* _Your instructions_
Look through the material and copy each line holding "screenshot".

★ ★ ★ ★ ★ ★ ★

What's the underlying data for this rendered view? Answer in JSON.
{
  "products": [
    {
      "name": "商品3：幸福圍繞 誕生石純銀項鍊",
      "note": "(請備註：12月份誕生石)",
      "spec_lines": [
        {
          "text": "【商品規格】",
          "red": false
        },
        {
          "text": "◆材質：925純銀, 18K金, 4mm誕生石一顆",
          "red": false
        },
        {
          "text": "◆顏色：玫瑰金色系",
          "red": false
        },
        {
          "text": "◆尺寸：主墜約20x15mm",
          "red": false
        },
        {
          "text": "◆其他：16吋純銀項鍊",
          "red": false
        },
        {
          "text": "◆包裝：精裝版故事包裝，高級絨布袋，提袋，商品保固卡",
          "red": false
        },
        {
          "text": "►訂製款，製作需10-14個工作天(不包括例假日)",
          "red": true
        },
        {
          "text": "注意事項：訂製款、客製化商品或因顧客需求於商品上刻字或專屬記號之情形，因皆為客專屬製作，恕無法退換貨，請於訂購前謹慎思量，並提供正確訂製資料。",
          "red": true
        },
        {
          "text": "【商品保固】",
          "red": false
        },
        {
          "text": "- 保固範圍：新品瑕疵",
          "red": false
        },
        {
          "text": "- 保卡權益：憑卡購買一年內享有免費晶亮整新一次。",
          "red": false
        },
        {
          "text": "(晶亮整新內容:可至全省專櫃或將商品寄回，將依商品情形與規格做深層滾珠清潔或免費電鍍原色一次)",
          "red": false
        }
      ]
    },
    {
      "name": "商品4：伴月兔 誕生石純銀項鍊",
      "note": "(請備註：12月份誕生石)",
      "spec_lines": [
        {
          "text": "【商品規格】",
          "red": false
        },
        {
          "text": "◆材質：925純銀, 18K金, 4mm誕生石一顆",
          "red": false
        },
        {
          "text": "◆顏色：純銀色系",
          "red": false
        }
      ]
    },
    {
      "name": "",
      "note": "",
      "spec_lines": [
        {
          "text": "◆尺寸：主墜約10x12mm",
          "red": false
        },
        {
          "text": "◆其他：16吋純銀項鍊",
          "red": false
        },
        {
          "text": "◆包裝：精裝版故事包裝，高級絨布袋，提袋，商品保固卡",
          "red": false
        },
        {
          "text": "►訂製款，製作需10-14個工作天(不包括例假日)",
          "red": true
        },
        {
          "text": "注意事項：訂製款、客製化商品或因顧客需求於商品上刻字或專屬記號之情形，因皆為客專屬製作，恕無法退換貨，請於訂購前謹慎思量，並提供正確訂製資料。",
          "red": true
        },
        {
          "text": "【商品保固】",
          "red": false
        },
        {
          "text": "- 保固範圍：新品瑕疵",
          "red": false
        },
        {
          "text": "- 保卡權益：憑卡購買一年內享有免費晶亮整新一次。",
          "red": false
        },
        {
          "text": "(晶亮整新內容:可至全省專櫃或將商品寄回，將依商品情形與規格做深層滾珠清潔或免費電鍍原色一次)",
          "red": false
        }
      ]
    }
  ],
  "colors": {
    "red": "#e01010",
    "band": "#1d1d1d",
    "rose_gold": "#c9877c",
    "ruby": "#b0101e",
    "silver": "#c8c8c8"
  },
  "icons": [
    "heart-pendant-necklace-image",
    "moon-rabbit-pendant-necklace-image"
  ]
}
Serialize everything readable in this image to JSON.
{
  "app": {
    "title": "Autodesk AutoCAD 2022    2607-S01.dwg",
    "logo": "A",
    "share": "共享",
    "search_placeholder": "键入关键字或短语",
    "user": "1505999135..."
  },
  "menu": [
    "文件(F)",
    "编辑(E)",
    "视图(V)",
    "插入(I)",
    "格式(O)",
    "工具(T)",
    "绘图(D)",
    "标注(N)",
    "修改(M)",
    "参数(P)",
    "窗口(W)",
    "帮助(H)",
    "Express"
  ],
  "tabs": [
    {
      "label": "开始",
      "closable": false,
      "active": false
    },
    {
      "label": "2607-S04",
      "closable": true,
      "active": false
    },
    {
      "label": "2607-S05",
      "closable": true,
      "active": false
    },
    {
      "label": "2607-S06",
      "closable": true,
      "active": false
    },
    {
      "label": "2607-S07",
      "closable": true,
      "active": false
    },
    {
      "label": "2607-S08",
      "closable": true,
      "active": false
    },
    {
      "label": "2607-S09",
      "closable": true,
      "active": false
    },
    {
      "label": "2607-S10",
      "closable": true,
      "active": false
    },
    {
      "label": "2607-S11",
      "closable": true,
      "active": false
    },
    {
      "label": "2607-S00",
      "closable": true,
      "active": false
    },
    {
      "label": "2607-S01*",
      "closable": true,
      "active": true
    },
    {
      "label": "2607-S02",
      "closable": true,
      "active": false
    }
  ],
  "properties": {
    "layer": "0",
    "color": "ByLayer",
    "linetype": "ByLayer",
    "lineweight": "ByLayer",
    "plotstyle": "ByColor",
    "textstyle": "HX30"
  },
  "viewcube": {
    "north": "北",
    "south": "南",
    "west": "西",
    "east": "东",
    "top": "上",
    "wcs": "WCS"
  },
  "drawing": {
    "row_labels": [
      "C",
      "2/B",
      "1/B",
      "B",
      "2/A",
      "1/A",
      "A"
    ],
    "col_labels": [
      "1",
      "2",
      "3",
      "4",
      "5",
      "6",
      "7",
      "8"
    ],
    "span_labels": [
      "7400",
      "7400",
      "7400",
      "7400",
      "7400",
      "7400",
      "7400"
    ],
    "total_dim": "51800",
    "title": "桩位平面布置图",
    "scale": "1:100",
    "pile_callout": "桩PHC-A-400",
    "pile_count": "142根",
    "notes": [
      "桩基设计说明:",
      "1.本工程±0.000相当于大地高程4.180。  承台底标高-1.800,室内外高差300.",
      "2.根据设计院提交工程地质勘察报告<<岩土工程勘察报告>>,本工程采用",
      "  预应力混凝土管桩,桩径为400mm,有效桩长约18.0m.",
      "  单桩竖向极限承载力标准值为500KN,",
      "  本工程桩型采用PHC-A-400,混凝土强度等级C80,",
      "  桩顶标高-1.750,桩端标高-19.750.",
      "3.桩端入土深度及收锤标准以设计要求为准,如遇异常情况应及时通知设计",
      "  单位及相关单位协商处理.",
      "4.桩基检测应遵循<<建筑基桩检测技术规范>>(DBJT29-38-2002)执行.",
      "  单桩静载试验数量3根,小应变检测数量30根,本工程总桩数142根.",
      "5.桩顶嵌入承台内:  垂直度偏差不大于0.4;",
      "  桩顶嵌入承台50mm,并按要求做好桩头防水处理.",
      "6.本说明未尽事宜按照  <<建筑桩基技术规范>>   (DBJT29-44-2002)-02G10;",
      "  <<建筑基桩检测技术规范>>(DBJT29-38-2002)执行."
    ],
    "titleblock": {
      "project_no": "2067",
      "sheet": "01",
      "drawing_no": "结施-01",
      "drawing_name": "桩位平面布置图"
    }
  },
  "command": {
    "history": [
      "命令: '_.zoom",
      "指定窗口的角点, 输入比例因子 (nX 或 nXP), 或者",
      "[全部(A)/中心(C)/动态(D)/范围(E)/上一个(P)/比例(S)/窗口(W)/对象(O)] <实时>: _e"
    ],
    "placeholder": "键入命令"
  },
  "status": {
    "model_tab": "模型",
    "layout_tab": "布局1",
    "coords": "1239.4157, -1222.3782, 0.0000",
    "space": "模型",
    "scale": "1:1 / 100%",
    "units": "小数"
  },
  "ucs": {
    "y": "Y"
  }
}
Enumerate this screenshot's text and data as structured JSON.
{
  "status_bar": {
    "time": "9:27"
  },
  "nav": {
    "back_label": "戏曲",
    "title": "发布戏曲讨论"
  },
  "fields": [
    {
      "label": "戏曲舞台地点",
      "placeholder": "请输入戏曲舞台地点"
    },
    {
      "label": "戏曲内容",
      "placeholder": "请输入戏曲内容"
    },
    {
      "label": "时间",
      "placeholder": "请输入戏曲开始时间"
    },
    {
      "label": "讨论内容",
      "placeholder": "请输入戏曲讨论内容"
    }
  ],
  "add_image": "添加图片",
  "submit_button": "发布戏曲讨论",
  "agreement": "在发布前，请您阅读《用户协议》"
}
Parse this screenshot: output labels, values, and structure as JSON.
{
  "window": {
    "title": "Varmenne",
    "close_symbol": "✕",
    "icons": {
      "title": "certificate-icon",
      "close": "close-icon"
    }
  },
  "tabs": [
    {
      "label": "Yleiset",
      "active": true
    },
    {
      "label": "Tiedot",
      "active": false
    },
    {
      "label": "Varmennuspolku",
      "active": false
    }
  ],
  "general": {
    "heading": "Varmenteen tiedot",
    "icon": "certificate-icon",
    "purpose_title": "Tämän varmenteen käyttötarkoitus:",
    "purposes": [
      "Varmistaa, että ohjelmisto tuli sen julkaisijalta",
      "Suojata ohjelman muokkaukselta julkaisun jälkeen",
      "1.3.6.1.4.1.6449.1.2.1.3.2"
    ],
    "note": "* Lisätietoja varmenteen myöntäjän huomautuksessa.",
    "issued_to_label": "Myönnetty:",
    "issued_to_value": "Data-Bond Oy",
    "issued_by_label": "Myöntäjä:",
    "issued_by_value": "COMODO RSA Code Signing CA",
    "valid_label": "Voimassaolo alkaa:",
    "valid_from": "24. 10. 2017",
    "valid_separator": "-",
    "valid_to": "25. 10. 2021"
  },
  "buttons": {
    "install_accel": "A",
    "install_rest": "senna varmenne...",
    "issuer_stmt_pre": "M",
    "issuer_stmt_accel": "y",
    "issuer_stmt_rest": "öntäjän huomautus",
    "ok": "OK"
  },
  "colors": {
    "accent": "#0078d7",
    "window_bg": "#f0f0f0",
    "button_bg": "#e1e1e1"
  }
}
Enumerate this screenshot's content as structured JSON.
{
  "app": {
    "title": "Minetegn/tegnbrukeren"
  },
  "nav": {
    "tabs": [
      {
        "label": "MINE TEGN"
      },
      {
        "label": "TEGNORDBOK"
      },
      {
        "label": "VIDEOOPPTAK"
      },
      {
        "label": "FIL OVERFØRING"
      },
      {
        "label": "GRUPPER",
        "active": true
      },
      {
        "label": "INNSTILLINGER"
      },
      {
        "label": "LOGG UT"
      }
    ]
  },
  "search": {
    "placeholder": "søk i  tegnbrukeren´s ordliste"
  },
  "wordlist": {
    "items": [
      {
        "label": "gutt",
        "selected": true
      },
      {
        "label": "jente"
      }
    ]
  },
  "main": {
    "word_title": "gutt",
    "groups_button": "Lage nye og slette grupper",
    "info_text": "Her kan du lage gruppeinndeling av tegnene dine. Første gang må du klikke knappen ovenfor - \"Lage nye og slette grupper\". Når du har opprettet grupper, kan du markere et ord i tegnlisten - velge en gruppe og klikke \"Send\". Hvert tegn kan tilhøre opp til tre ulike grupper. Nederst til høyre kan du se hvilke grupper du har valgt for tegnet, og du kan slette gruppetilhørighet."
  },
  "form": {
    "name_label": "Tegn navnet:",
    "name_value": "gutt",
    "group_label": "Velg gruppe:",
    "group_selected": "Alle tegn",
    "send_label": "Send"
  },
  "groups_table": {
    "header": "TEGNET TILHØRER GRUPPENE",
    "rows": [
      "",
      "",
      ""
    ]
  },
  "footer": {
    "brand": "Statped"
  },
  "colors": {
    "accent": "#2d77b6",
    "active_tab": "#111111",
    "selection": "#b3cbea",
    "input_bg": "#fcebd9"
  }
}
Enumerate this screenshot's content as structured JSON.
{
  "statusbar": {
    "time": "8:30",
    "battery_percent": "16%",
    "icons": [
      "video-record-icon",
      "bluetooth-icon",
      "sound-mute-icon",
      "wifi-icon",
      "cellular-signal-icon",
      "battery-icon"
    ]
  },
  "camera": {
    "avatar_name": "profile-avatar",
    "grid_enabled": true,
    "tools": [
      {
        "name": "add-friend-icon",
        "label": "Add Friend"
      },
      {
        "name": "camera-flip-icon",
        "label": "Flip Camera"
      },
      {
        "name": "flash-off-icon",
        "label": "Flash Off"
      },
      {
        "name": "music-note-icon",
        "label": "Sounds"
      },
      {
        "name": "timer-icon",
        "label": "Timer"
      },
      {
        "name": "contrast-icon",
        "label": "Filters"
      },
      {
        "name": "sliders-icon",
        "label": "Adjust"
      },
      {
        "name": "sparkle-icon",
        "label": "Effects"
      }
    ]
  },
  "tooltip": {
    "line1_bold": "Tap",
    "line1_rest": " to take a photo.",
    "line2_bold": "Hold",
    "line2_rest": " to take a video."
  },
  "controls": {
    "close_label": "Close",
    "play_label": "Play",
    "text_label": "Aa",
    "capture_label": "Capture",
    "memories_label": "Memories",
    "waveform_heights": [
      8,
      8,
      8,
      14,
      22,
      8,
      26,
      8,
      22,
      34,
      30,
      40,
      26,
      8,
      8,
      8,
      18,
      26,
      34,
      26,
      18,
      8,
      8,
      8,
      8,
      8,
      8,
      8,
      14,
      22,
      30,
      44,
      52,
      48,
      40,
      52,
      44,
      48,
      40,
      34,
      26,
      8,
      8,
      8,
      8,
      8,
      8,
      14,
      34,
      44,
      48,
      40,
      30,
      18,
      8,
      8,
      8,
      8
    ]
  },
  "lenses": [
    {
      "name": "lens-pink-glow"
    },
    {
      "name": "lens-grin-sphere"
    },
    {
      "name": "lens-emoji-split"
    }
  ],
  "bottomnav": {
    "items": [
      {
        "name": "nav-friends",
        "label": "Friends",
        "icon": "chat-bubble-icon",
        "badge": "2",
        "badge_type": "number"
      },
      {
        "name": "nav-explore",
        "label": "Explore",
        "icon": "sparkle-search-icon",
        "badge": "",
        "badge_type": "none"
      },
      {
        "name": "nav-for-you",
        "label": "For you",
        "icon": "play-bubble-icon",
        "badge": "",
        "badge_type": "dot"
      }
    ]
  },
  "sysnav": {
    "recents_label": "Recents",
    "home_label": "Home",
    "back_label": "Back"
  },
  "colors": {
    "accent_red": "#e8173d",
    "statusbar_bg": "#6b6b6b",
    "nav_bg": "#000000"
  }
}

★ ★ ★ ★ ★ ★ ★

* _Result_
Enumerate this screenshot's text and data as structured JSON.
Parse this screenshot: output labels, values, and structure as JSON.
Enumerate this screenshot's content as structured JSON.
Enumerate this screenshot's content as structured JSON.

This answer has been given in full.